Below are the records; restate all of them word for word.

Extracted data entries:
>>>>

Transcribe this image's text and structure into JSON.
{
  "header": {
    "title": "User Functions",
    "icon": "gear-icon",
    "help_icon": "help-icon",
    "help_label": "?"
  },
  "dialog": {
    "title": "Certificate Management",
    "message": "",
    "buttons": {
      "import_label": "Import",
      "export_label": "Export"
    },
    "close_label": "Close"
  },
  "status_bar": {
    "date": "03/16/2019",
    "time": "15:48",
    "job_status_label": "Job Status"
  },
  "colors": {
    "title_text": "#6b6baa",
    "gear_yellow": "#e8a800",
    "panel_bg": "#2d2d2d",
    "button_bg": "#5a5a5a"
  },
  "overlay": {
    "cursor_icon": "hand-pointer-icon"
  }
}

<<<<

== SOLUTION TO THE PROBLEM ==
Transcribe this image's text and structure into JSON.
{
  "header": {
    "title": "User Functions",
    "icon": "gear-icon",
    "help_icon": "help-icon",
    "help_label": "?"
  },
  "dialog": {
    "title": "Certificate Management",
    "message": "",
    "buttons": {
      "import_label": "Import",
      "export_label": "Export"
    },
    "close_label": "Close"
  },
  "status_bar": {
    "date": "03/16/2019",
    "time": "15:48",
    "job_status_label": "Job Status"
  },
  "colors": {
    "title_text": "#6b6baa",
    "gear_yellow": "#e8a800",
    "panel_bg": "#2d2d2d",
    "button_bg": "#5a5a5a"
  },
  "overlay": {
    "cursor_icon": "hand-pointer-icon"
  }
}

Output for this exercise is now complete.